Three reasons why salaries among Dubai's workforce have dropped

The slowdown in demand is playing a key factor in the jobs market
oil-workers
AFP/Getty Images
1 of 4
Recent studies indicate that salaries of oil workers may rise due to the increase in energy prices
business_confidence.jpg
2 of 4
A maturing market: Dubai’s income level, by GDP per capita, was $45,000 (AED165,300) in 2013, and $37,000 in 2018 and is expected to fall to $36,000 in 2020, according to Standard and Poor’s. But experts say salaries were artificially high when the UAE was seen as more of a “hardship posting”, whereas it is now a lifestyle posting that is attractive to professionals from around the world.
Abu-Dhabi-Hamdan-Street
ITP Images
3 of 4
Supply and demand: Population growth in Dubai has averaged at around 7.5 percent over the past five years, whereas nominal GDP growth has averaged 3.6 percent.
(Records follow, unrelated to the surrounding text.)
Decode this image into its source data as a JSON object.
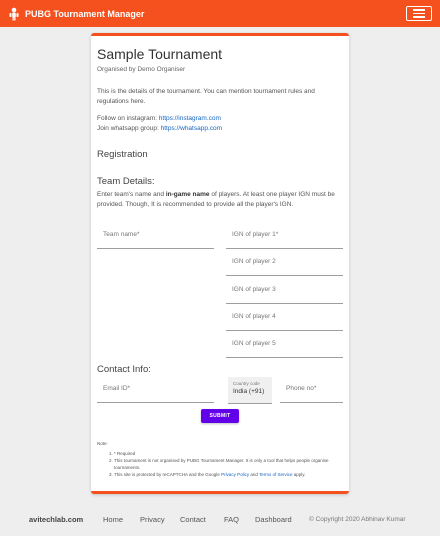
{
  "navbar": {
    "title": "PUBG Tournament Manager",
    "icon": "controller-icon",
    "toggle_icon": "hamburger-icon",
    "accent": "#f4511e"
  },
  "tournament": {
    "title": "Sample Tournament",
    "organiser": "Organised by Demo Organiser",
    "description": "This is the details of the tournament. You can mention tournament rules and regulations here.",
    "instagram_label": "Follow on instagram: ",
    "instagram_link": "https://instagram.com",
    "whatsapp_label": "Join whatsapp group: ",
    "whatsapp_link": "https://whatsapp.com"
  },
  "registration": {
    "heading": "Registration",
    "team_heading": "Team Details:",
    "team_desc_1": "Enter team's name and ",
    "team_desc_bold": "in-game name",
    "team_desc_2": " of players. At least one player IGN must be provided. Though, It is recommended to provide all the player's IGN.",
    "team_name_label": "Team name*",
    "players": [
      "IGN of player 1*",
      "IGN of player 2",
      "IGN of player 3",
      "IGN of player 4",
      "IGN of player 5"
    ],
    "contact_heading": "Contact Info:",
    "email_label": "Email ID*",
    "country_label": "Country code",
    "country_value": "India (+91)",
    "phone_label": "Phone no*",
    "submit_label": "SUBMIT",
    "submit_color": "#6200ea"
  },
  "notes": {
    "label": "Note:",
    "items": [
      "* Required",
      "This tournament is not organised by PUBG Tournament Manager. It is only a tool that helps people organise tournaments."
    ],
    "recaptcha_1": "This site is protected by reCAPTCHA and the Google ",
    "privacy_link": "Privacy Policy",
    "recaptcha_2": " and ",
    "terms_link": "Terms of Service",
    "recaptcha_3": " apply."
  },
  "footer": {
    "site": "avitechlab.com",
    "links": [
      "Home",
      "Privacy",
      "Contact",
      "FAQ",
      "Dashboard"
    ],
    "copyright": "© Copyright 2020 Abhinav Kumar"
  }
}
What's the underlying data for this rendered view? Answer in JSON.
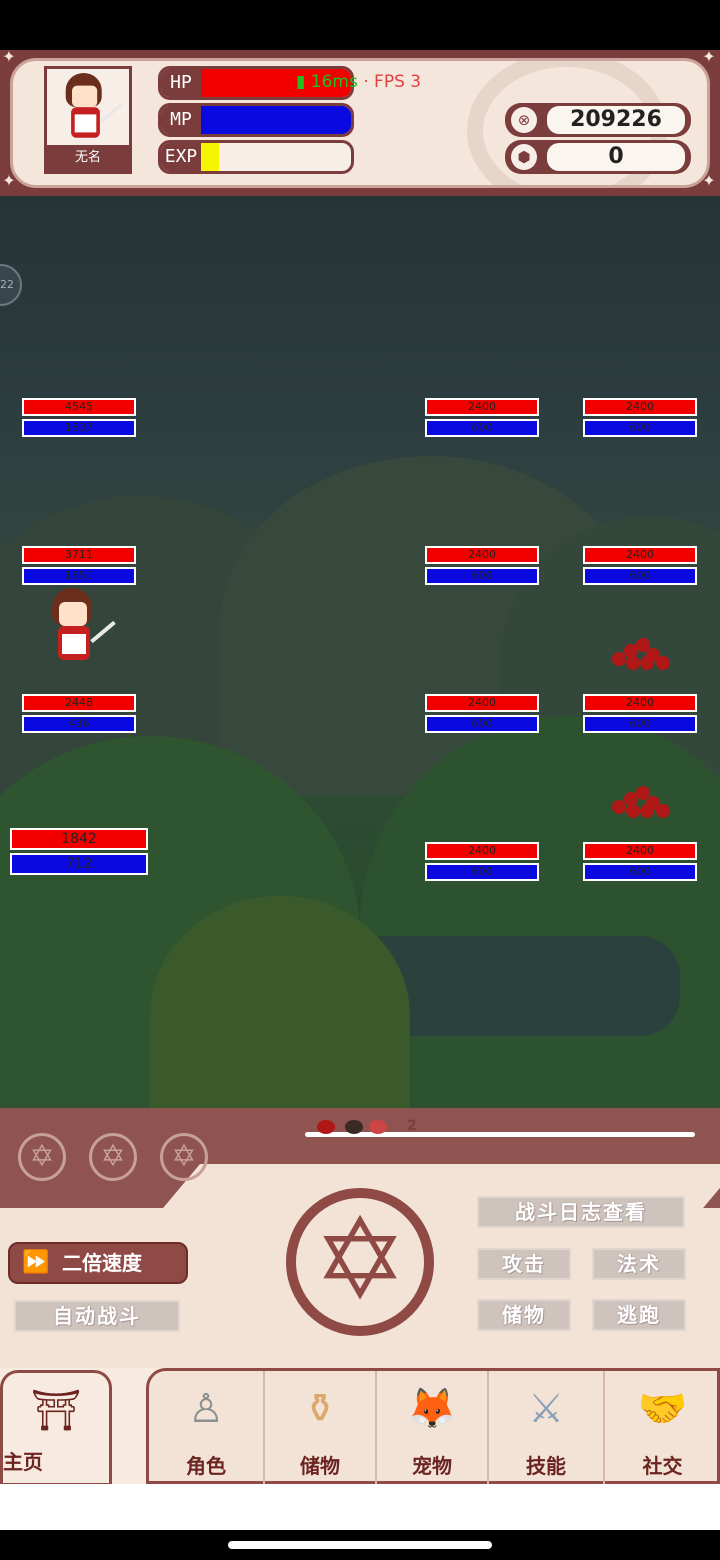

Hence there are now more workers in the market and less demand. Added to this, a number of companies have decided to hire workers from overseas and those recruits tend to have lower salary expectations than existing residents.
oil-and-gas-workers
4 of 4
Sector variance: According to Korn Ferry Hay Group, junior rates are down by 16 percent, whereas new senior hires are up by two to five percent. According to the 2018 Robert Half Salary Guide, finance, accounting and technology are flat, while lawyers’ salaries will rise five percent in the near future. Oil and gas sector salaries may also rise on the back of higher energy prices.